• Exercise prompt: Among the entries that follow, find the lines containing the string "this" and copy them.

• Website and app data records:

################

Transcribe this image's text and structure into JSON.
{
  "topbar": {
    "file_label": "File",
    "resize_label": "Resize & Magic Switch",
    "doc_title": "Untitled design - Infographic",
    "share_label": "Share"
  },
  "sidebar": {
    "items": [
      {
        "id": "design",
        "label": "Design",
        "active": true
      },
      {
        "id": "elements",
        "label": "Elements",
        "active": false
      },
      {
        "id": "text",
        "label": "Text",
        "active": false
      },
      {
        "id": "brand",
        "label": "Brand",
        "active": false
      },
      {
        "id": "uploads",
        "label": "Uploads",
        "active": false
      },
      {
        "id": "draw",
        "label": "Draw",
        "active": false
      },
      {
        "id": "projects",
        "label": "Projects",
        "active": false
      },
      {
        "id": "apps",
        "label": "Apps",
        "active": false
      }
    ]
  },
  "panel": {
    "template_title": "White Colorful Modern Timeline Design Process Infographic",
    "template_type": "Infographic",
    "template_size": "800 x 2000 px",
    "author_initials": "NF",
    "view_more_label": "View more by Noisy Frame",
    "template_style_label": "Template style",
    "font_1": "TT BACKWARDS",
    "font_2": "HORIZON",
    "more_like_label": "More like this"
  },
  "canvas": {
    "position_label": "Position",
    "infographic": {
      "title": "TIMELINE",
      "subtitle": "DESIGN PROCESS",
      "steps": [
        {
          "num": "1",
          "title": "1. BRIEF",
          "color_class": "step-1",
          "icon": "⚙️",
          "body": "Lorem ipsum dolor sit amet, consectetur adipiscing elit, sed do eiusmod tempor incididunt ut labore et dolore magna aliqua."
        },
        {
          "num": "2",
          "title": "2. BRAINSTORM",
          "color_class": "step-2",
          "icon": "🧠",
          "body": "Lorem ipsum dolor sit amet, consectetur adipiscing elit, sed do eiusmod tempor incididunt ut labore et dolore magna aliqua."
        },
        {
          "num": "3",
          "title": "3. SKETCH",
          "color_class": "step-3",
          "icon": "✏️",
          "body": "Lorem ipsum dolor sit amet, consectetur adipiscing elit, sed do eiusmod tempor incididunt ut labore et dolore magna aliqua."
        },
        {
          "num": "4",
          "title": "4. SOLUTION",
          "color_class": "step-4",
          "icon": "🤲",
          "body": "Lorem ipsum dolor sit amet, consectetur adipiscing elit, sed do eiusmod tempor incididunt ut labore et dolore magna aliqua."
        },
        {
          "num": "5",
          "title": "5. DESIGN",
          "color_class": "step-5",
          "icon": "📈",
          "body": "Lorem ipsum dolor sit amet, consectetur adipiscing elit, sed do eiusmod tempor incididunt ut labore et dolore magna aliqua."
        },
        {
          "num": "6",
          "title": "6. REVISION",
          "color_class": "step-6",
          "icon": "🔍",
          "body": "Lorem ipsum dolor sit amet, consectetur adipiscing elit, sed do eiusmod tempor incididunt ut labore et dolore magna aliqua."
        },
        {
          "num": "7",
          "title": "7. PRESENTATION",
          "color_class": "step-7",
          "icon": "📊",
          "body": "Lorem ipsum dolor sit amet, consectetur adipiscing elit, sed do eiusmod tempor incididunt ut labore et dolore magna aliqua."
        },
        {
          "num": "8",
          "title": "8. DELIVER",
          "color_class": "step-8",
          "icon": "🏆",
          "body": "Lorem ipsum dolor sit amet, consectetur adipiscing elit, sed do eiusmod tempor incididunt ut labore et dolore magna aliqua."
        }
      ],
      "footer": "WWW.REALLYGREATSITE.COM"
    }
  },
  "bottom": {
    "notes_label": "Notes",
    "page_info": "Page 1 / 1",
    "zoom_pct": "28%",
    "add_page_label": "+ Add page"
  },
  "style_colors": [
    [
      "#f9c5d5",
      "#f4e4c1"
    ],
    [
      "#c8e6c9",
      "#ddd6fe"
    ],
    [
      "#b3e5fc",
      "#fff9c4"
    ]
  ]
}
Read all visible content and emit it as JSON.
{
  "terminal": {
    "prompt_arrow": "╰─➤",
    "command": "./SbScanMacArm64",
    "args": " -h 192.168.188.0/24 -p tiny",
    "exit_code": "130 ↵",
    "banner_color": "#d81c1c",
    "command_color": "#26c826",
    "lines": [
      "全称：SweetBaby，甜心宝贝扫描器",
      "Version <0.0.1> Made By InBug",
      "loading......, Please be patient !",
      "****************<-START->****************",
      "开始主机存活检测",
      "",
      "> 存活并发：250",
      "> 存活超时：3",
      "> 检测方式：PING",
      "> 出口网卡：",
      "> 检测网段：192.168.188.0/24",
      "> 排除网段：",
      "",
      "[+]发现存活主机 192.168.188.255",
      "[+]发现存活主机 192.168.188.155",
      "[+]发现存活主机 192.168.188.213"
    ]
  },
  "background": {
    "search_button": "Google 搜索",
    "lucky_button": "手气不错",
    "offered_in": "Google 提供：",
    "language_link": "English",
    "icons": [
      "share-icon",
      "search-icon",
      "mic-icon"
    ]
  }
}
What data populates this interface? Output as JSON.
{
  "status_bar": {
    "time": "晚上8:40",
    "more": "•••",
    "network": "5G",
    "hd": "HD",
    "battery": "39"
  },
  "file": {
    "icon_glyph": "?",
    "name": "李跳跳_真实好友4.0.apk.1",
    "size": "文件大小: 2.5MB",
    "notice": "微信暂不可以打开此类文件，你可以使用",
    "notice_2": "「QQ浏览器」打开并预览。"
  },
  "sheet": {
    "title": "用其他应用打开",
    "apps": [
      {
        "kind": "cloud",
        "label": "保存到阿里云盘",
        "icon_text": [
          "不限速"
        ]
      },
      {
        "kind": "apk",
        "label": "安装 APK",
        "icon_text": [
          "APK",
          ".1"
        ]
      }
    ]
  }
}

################

• Task solution:
Transcribe this image's text and structure into JSON.
    "more_like_label": "More like this"
What data populates this interface? Output as JSON.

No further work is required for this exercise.